■ What you are asked to do
Search the material for lines containing the word "Stato", and copy each one.

■ Information provided
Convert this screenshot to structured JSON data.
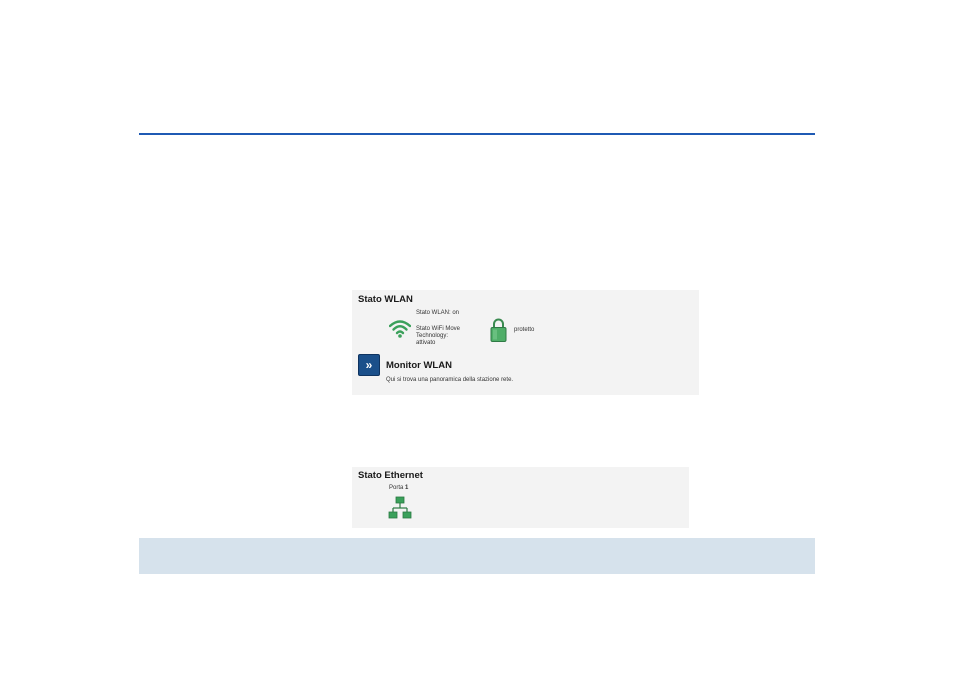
{
  "wlan_panel": {
    "title": "Stato WLAN",
    "status_wlan": "Stato WLAN: on",
    "status_move_line1": "Stato WiFi Move",
    "status_move_line2": "Technology:",
    "status_move_line3": "attivato",
    "security_status": "protetto",
    "monitor_button_glyph": "»",
    "monitor_title": "Monitor WLAN",
    "monitor_description": "Qui si trova una panoramica della stazione rete.",
    "icons": [
      "wifi-icon",
      "lock-icon",
      "double-chevron-right-icon"
    ]
  },
  "ethernet_panel": {
    "title": "Stato Ethernet",
    "port_prefix": "Porta ",
    "port_number": "1",
    "icons": [
      "network-icon"
    ]
  },
  "colors": {
    "rule": "#1f5ab4",
    "panel_bg": "#f3f3f3",
    "footer_bg": "#d6e2ec",
    "icon_green": "#3aa05a",
    "button_blue": "#1a4f8a"
  }
}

■ Completed exercise
    "title": "Stato WLAN",
    "status_wlan": "Stato WLAN: on",
    "status_move_line1": "Stato WiFi Move",
    "title": "Stato Ethernet",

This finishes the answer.